Tuesday, April 22, 2008
(part 57) FRANK ZAPPA, TOM WILSON, AND "COLOR HIM IN"
© Charles Steiner/Retna Ltd.
Bob Dylan and Tom Wilson Photo by Don Hunstein
I have already said it was Frank Zappa who asked Tom Wilson at Verve Records to take a personal interest in the album "Color Him In." Tom pressed Verve to lease the master from Our Productions, who had produced the album, and to release it on Verve. In the original deal Tom got Verve to advance $10,000 to me personally in the form of a check. I was not aware of this at the time, because neither Tom or Frank ever told me about it.
When the contracts were sent to Steve Clark at Our Productions the check was in with the rest of the paper work. I never saw what was actually sent by Verve at the time. Steve brought the check to me and said there'd been a mistake and that Verve had accidently put my name on the check. He said it was not mine and told me it was money to pay for session costs. He asked me to endorse it so he could deposit it in the company account for use in paying studio costs.
Now get this. I believed him. I never questioned him for a moment. I trusted him. This is how I was treated from the beginning by Steve Clark. He was like a big brother to me from the first time I met him, and once again, as so many times before, I responded to how he treated me and not to what he was actually doing.
It was not until years later when I ran into Tom Wilson that he made me aware of the facts. "Oh, no, Bobby," he said, "that money was for you. I made sure that Verve sent you the check personally." This was Tom's response after hearing what I have just written here about Steve Clark and his lie to me regarding the check.
As if that were not enough Steve used the money to pay my weekly salary of a $100 a week for 2 years of writing songs for his publishing company Since Music. So, in essence, Steve ripped me off for the $10,000 and then turned around and used it to pay me to write songs for him. He got about 70 songs or so and it didn't cost him a penny to do it.
It's a little hard to get ahead when your friends are doing this sort of thing to you. Like I said, at the time I knew nothing about what had transpired between myself and my good buddy "Steve-o." I was just glad that the album was getting released and concentrated on that aspect of the Verve deal.
The fact was, that I'd brought the label deal to Steve Clark via Frank Zappa, written the songs, recorded them, and paid myself with my own money to do this for Steve Clark's companies Our Productions and Since Music.

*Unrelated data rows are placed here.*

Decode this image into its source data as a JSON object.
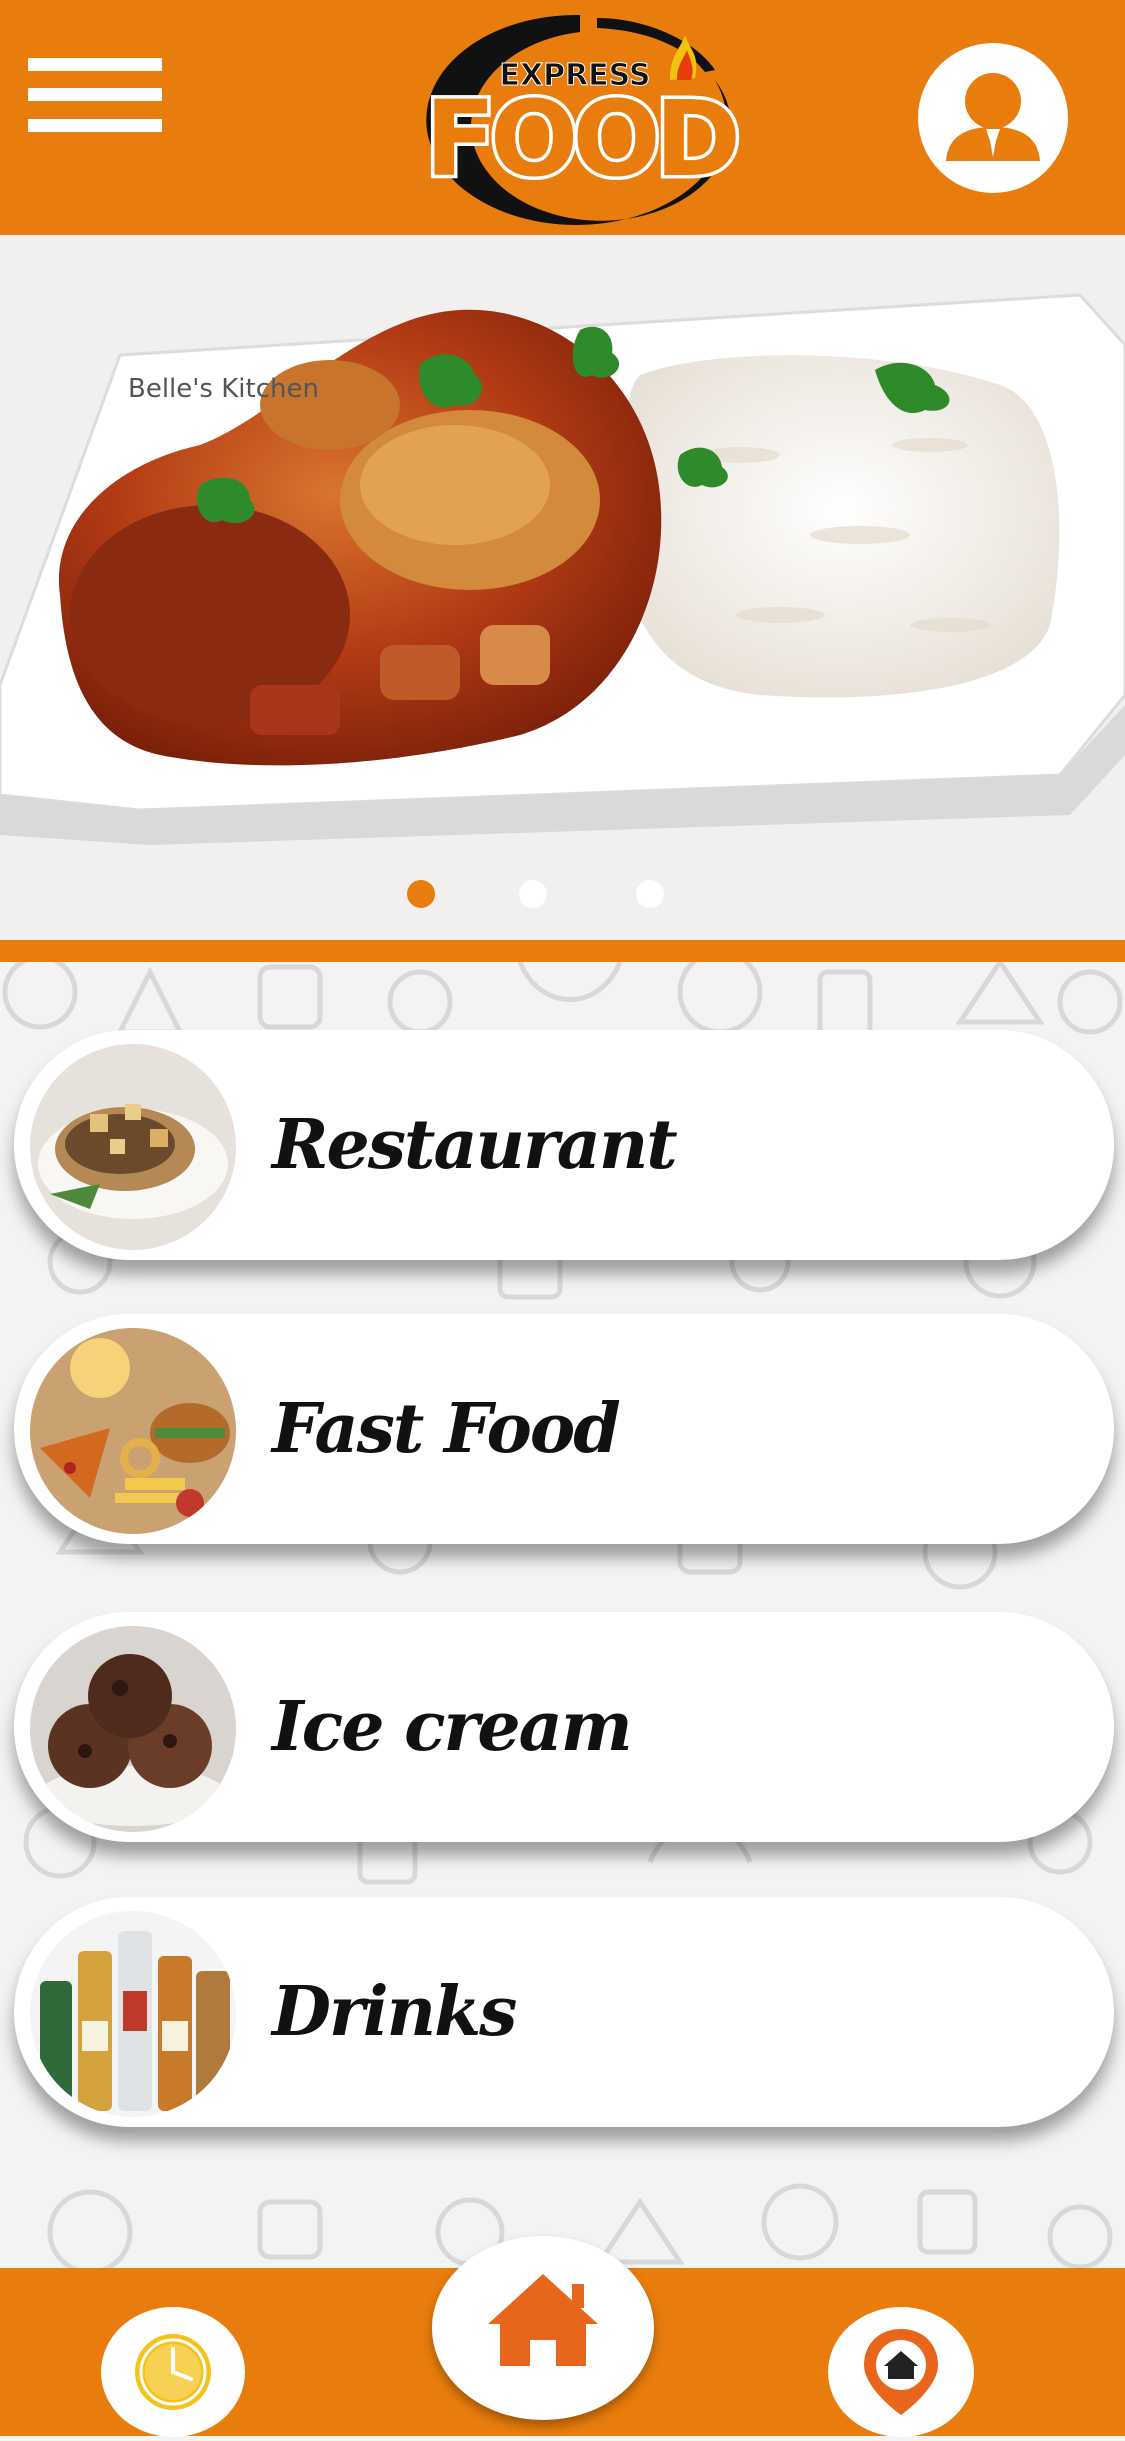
{
  "header": {
    "logo_top": "EXPRESS",
    "logo_main": "FOOD",
    "menu_icon": "hamburger-menu-icon",
    "profile_icon": "user-profile-icon"
  },
  "hero": {
    "watermark": "Belle's Kitchen",
    "slides_total": 3,
    "active_slide": 1
  },
  "categories": [
    {
      "label": "Restaurant"
    },
    {
      "label": "Fast Food"
    },
    {
      "label": "Ice cream"
    },
    {
      "label": "Drinks"
    }
  ],
  "footer": {
    "left_icon": "clock-icon",
    "center_icon": "home-icon",
    "right_icon": "location-home-icon"
  },
  "colors": {
    "accent": "#E87C0C",
    "white": "#FFFFFF"
  }
}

In copyright law there is something known as the law of copyright reversion. It would seem apparent to me, in light of what I have told you here, that any publishing deal I signed in 1966 with Since Music and Steve Clark would be null and void on it's face based on these facts.
What Steve did constituted a fraud against me as well as a theft. He stole my money. It would seem that any claim by Since Music and Steve Clark of rights to my songs would be clearly and legally beyond the pale of common sense at this point.
I would be more than pleased to end up in a court of law and make my case for the rights to any and all of my songs that were, and/or are listed as property of Since Music. I, Robert Parker Jameson aka Bobby Jameson, do herein claim any and all rights to each of my works listed with Since Music and/or Our Productions. This would include any and all of "Color Him In."
As you have probably figured out by now, there was little in the way of fair play when it came to Bobby Jameson and the business of music. I was unfortunate to a fault when it came to matching up with unscrupulous persons in the music industry. These constant elements of trust and disappointment over many years were the ground work for a version of Bobby Jameson that was combative, forceful, and destructive, as well as creative. I in no way blame what I eventually did on others, but what I will do, and am doing, is to lay out the impossible nature of the task I had to contend with throughout the 60's.